[[ Information provided open ]]
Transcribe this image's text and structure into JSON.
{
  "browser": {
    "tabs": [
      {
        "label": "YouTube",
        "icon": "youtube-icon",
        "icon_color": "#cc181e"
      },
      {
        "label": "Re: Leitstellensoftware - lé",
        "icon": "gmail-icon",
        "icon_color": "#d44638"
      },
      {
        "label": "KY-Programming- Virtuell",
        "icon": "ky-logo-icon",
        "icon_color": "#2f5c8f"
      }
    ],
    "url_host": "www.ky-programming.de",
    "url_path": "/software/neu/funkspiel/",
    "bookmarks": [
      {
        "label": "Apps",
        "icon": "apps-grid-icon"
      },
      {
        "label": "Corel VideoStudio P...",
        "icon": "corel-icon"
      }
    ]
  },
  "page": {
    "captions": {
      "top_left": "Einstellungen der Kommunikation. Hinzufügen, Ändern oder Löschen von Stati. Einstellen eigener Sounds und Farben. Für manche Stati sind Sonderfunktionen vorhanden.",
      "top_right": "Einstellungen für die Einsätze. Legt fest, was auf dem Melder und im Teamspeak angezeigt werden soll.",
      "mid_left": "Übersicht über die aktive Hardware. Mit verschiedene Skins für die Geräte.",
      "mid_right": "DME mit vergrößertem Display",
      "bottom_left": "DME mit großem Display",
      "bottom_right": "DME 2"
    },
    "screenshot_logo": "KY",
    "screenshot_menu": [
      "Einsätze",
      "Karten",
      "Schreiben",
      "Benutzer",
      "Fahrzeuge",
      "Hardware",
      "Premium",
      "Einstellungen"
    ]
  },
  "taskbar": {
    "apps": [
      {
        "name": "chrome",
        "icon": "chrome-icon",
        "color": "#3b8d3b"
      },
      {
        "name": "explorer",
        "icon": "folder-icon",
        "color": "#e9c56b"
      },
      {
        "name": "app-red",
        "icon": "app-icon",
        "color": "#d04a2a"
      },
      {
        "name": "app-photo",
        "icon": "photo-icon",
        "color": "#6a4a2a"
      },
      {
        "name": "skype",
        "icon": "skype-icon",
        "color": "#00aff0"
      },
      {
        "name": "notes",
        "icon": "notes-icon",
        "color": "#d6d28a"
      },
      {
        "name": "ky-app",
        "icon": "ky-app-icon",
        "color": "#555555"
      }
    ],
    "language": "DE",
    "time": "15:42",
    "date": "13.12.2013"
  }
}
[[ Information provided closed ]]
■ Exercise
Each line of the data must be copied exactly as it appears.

■ Written answer
Transcribe this image's text and structure into JSON.
{
  "browser": {
    "tabs": [
      {
        "label": "YouTube",
        "icon": "youtube-icon",
        "icon_color": "#cc181e"
      },
      {
        "label": "Re: Leitstellensoftware - lé",
        "icon": "gmail-icon",
        "icon_color": "#d44638"
      },
      {
        "label": "KY-Programming- Virtuell",
        "icon": "ky-logo-icon",
        "icon_color": "#2f5c8f"
      }
    ],
    "url_host": "www.ky-programming.de",
    "url_path": "/software/neu/funkspiel/",
    "bookmarks": [
      {
        "label": "Apps",
        "icon": "apps-grid-icon"
      },
      {
        "label": "Corel VideoStudio P...",
        "icon": "corel-icon"
      }
    ]
  },
  "page": {
    "captions": {
      "top_left": "Einstellungen der Kommunikation. Hinzufügen, Ändern oder Löschen von Stati. Einstellen eigener Sounds und Farben. Für manche Stati sind Sonderfunktionen vorhanden.",
      "top_right": "Einstellungen für die Einsätze. Legt fest, was auf dem Melder und im Teamspeak angezeigt werden soll.",
      "mid_left": "Übersicht über die aktive Hardware. Mit verschiedene Skins für die Geräte.",
      "mid_right": "DME mit vergrößertem Display",
      "bottom_left": "DME mit großem Display",
      "bottom_right": "DME 2"
    },
    "screenshot_logo": "KY",
    "screenshot_menu": [
      "Einsätze",
      "Karten",
      "Schreiben",
      "Benutzer",
      "Fahrzeuge",
      "Hardware",
      "Premium",
      "Einstellungen"
    ]
  },
  "taskbar": {
    "apps": [
      {
        "name": "chrome",
        "icon": "chrome-icon",
        "color": "#3b8d3b"
      },
      {
        "name": "explorer",
        "icon": "folder-icon",
        "color": "#e9c56b"
      },
      {
        "name": "app-red",
        "icon": "app-icon",
        "color": "#d04a2a"
      },
      {
        "name": "app-photo",
        "icon": "photo-icon",
        "color": "#6a4a2a"
      },
      {
        "name": "skype",
        "icon": "skype-icon",
        "color": "#00aff0"
      },
      {
        "name": "notes",
        "icon": "notes-icon",
        "color": "#d6d28a"
      },
      {
        "name": "ky-app",
        "icon": "ky-app-icon",
        "color": "#555555"
      }
    ],
    "language": "DE",
    "time": "15:42",
    "date": "13.12.2013"
  }
}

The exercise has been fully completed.